Assessable Discussion 3

The three key CSR issues covered in the documentary are core values of Nokia as a multinational, compliance to applicable environmental, labor and quality laws and use of CSR as a strategic tool of building and maintaining a quality brand name and reputation.

Nokia, as a market leader in telecommunication industry integrates its CSR to its business strategies meant to improve its sustainable competitive advantage. Focusing on its values ensures the firm makes it known what forms the basis of its business and what standards guide the behavior and conduct of Nokia as a business enterprise. This is essential in ensuing that the firm remains accountable to its activities and remains committed to ensuring the company’s goals and objectives are aligned to the needs of the community as described by Hawkins (2006). Compliance to applicable laws especially labor laws ensures that employees are exposed to favorable working conditions that respects their basic human rights as employees and as human beings. Putting more emphasis on depicting the brand as quality and decent is meant to influence the community’s perceptions and validates the company’s position in the community and their involvement to ensuring safety, security and satisfaction among its stakeholders.

After the findings that half of the suppliers did not comply with labor laws while others changing their standards for Nokia production line in China show variance in the importance that is placed in CSR among global economies and companies. What Nokia can do is to collaborate with its suppliers in educating them on how important CSR is for firms and especially so for Nokia. In addition, Nokia can develop CSR measures and policies for its suppliers to help guide them and placing CSR compliance as a contract clause that would lead to contract termination if suppliers do not strictly adhere to CSR measures and guidelines.

The major impediments for Nokia in improving CSR in China includes cultural differences, language barrier and legislative restrictions which will consume substantial amount of resources as the firm seeks to iron out the existing differences and fostering uniformity. The increased emphasis placed on traditional models of making profits that leave little or no room for CSR models. This provides a challenge for a company such as Nokia to convince Chinese managers that CSR can be a platform of enhancing profitability. Lack of compliance to international labor laws in China in relation to minimum wages, paid overtimes, employment contracts, code of ethics and unwillingness to embrace CSR are among issues that blocks Nokia’s effort to improve CSR in China.

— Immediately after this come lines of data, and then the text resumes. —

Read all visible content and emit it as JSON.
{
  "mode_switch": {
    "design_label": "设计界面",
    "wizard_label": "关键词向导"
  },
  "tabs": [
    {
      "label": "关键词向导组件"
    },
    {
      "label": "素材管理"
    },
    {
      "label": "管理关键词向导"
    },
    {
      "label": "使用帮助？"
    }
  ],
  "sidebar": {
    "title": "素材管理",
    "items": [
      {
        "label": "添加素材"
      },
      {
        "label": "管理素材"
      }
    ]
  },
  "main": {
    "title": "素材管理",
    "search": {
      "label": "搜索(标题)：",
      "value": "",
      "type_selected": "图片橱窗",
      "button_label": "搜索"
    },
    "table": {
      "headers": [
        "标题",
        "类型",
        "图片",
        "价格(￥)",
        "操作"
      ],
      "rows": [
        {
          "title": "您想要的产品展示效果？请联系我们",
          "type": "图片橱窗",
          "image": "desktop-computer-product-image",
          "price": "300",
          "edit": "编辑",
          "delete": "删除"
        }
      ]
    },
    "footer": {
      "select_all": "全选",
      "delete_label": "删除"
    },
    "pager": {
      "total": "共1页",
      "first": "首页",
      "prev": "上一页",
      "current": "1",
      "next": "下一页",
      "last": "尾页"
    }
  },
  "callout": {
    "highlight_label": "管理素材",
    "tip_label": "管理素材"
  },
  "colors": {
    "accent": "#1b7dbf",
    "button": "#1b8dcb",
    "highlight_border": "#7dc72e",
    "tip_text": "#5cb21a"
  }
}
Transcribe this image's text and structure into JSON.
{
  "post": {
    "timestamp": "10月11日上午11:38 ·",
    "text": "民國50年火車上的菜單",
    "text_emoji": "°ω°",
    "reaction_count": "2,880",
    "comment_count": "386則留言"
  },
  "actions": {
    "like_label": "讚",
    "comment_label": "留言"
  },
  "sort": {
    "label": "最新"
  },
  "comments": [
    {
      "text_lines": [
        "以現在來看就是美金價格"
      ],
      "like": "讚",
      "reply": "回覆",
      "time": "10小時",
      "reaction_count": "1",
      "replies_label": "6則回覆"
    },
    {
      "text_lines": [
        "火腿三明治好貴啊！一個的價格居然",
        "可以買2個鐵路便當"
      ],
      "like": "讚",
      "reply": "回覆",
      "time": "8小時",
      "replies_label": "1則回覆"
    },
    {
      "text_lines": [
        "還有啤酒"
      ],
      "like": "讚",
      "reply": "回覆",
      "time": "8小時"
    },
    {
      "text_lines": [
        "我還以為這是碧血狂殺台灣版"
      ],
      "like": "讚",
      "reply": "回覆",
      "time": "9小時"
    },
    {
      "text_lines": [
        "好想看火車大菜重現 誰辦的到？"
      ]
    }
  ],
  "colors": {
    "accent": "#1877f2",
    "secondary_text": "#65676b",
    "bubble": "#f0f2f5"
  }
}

The statement ’If Nokia were serious about CSR they would not set up factory operations in China’ is rather misplaced since succeeding in business is all about taking risks and encountering challenges head on and not running of. China is among the most rapidly growing economies in the 21st century and therefore, stopping operations in China, means losing a substantial market share presently and in the future. China just as majority of developing economies are easily warming up to changes in order to remain viable and feasible in existing turbulent modern environments, and among such are innovative ideas like CSR. What Nokia needs to do is to illustrate to the Chinese suppliers and the government the benefits of CSR, creating CSR awareness, and showing them the negative implications of lacking strong CSR systems in place. By so doing, it won’t take long, for Chinese suppliers to adhere to CSR systems and encourage each other to do so, in order to accrue the associated outcomes/ benefits of CSR.

References

Hawkins, D.E. 2006. Corporate social responsibility: balancing tomorrow’s sustainability and today’s profitability. London: Palgrave Macmillan.

Monks, R.A., & Minow, N. 2008. Corporate governance. New York: John Wiley and Sons.

Solomon, J. 2010. Corporate Governance and Accountability. New York: John Wiley and Sons.

Uhrig Report. 2011. The Uhrig Report and the proposed changes to EFIC. Accessed from http://www.aph.gov.au/senate/committee/fadt_ctte/completed_inquiries/2004-07/eficab06/report/c02.htm on the 14th May 2011.

Werther, W.B., & Chnadler, D. 2010. Strategic Corporate Social Responsibility: Stakeholders in a Global Environment. London: SAGE.